» Problem details: Check every line of the entries for the string "title" and return the ones that contain it.
Given data section start
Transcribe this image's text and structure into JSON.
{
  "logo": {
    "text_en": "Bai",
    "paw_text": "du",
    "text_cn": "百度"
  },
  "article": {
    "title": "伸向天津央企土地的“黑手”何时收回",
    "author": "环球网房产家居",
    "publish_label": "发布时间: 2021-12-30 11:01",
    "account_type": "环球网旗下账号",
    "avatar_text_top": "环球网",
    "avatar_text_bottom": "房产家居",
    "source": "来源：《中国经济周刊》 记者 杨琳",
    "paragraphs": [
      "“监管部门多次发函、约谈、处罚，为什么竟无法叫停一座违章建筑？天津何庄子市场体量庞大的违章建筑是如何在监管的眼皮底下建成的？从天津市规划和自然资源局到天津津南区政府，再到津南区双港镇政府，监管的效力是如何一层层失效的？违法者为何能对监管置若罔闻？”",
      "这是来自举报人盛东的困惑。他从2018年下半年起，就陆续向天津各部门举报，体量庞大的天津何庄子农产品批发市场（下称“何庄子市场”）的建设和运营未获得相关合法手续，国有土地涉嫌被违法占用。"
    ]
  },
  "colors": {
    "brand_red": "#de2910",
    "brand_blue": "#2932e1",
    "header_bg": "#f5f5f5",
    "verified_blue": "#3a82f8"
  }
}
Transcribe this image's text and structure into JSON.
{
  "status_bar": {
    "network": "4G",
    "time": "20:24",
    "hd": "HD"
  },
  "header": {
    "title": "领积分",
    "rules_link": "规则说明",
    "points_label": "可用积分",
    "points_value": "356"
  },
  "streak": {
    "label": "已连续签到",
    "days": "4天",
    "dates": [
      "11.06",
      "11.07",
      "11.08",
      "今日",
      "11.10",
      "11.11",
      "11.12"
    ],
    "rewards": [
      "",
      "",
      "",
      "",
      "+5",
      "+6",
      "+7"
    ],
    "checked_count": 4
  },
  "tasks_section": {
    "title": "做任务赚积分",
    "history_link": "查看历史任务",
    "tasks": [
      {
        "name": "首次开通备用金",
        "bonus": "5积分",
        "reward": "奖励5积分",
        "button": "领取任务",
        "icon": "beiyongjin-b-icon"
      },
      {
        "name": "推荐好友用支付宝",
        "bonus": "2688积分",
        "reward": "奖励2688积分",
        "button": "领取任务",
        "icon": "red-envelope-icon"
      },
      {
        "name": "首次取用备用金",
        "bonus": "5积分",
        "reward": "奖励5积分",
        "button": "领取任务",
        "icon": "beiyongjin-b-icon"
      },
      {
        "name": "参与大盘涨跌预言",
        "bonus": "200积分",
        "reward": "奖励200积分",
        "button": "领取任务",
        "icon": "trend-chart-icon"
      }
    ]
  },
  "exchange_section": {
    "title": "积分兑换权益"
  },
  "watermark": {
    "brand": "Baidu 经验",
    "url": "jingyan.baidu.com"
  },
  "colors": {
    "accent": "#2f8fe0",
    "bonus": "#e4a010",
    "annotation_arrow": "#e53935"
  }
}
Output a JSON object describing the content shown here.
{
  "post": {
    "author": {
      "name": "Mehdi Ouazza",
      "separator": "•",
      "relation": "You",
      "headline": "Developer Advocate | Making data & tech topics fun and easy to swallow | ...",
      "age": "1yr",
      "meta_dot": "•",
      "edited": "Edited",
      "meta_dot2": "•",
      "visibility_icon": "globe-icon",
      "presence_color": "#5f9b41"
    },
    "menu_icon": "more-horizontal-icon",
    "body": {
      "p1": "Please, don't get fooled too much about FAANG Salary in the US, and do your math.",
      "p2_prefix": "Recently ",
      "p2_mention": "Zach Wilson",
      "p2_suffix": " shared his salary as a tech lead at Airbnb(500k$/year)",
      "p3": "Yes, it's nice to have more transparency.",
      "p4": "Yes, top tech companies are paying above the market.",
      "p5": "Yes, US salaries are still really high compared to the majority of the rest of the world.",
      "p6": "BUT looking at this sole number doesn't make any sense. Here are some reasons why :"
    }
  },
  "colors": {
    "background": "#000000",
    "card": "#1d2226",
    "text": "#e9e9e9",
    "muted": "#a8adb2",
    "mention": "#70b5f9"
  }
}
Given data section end
» Exercise answer:
    "title": "伸向天津央企土地的“黑手”何时收回",
    "title": "领积分",
    "title": "做任务赚积分",
    "title": "积分兑换权益"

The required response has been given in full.